“Next thing you know, you’re going to have your period.”
“Well, I was born a woman. So were most other women. But you had to choose to become one, and work at it.”
Not long ago, I would have debated that point. But I realized that while I was born with a female essence, mind and spirit, I had to make the choice to be a woman—or, more precisely, to live as one.
But it has also meant changes in my milieu. People who were part of my life before I embarked on this journey are no longer with me. They include a friend--who, at one time, was the closest I’d had—who has become bitter and resentful of just about everybody. She extended those feelings toward me because, she believed, I had no right to live as a woman because I never have, and never will, menstruate. (Should I say “never”?) She believed that I was living as a woman in order to take advantage of Affirmative Action and take a job that rightfully belongs to a “real” woman. Actually, she’s not that altruistic: She thinks I’m going to take a job from her. That, of course, is ludicrous because she and I have never applied for the same job—or the same anything else.

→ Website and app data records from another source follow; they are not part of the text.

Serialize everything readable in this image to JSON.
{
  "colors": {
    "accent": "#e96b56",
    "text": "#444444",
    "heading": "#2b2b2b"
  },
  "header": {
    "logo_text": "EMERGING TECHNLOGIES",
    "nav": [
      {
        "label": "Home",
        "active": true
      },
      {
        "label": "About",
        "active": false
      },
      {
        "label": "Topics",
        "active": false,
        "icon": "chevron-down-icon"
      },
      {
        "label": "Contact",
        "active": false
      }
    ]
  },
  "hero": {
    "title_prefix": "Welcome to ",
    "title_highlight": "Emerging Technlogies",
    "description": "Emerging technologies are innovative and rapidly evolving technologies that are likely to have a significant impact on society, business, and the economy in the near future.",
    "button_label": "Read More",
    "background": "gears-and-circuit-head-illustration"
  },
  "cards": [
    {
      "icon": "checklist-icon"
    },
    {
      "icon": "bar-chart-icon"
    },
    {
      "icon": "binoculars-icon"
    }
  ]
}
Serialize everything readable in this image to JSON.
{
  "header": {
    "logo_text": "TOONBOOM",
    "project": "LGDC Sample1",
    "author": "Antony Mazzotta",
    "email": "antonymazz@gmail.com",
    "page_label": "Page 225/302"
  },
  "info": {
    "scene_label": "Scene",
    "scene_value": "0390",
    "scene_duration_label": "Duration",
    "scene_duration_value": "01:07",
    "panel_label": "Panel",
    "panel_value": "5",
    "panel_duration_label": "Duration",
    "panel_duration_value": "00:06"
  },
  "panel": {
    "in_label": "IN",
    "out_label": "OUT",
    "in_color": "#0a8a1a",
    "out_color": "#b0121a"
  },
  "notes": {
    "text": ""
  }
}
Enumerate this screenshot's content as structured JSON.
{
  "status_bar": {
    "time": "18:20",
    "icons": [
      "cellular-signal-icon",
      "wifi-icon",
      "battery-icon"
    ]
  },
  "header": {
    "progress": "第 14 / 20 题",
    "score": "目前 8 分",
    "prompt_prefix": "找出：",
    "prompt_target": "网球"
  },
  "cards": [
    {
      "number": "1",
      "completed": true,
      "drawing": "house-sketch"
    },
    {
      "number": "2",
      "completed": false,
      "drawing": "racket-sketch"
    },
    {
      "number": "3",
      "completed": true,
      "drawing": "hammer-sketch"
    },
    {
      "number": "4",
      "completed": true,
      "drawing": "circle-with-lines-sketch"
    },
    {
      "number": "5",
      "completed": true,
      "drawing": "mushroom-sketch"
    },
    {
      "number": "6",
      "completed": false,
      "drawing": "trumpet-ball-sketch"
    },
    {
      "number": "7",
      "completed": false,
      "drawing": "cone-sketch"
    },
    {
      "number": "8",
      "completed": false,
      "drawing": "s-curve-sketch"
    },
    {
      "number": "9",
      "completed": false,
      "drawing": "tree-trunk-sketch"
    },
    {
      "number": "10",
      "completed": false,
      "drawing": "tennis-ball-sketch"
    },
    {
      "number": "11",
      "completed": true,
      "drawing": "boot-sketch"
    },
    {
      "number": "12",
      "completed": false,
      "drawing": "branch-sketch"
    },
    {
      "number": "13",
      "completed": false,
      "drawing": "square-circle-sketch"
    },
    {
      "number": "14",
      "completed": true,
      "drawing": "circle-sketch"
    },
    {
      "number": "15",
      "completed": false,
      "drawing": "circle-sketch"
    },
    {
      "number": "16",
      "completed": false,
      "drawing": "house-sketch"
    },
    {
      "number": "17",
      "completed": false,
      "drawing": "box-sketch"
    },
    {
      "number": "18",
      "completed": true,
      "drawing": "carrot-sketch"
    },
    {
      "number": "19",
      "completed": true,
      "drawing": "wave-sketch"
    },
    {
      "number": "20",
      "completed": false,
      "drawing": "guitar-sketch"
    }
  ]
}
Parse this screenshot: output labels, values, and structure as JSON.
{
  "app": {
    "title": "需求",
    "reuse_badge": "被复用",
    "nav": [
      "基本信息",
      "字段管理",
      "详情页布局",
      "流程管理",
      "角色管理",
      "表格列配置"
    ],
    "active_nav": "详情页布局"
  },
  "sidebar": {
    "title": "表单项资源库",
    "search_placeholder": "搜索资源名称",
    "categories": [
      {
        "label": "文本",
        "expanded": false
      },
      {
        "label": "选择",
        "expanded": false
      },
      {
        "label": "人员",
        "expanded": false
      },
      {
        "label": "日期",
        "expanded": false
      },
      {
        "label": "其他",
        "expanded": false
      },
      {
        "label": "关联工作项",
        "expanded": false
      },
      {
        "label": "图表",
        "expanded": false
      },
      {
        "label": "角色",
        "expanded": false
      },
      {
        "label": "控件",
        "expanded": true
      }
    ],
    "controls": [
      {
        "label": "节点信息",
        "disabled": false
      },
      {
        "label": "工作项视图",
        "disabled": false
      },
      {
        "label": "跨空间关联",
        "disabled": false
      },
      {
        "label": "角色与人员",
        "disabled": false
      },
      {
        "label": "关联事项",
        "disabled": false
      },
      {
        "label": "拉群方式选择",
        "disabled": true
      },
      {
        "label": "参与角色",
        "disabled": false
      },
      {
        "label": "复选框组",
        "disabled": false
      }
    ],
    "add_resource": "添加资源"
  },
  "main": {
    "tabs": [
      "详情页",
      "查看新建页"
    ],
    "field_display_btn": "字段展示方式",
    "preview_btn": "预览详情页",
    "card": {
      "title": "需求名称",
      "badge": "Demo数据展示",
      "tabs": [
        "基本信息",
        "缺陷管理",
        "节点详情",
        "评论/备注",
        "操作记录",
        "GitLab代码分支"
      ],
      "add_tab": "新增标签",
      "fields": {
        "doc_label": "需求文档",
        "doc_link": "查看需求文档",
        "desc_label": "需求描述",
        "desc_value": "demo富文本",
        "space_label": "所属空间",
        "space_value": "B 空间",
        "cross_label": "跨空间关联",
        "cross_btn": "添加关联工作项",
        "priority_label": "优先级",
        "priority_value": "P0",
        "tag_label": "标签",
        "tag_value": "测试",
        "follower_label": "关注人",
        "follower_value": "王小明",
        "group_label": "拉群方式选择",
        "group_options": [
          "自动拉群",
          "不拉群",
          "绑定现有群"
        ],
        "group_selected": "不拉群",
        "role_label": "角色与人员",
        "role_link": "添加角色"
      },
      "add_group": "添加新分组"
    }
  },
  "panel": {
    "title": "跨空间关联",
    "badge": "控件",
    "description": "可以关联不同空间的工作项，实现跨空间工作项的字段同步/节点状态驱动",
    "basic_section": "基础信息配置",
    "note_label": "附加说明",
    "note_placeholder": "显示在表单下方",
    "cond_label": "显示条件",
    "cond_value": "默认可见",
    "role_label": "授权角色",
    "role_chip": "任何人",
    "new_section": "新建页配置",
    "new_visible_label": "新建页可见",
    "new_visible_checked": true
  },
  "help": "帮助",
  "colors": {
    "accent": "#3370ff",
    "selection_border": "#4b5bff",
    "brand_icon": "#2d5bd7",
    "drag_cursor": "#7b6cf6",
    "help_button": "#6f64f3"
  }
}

But even if you have the capacity for becoming something, you have to become it. That includes becoming a woman or a man. The vast majority of people who are cisgendered have a head start in becoming the women or men they envision themselves to be. Those of us who are transgendered or intersexed may have to “work at it,” as my gynecologist says. Or, perhaps, we simply have a longer—and sometimes more serpentine or circuitous—road.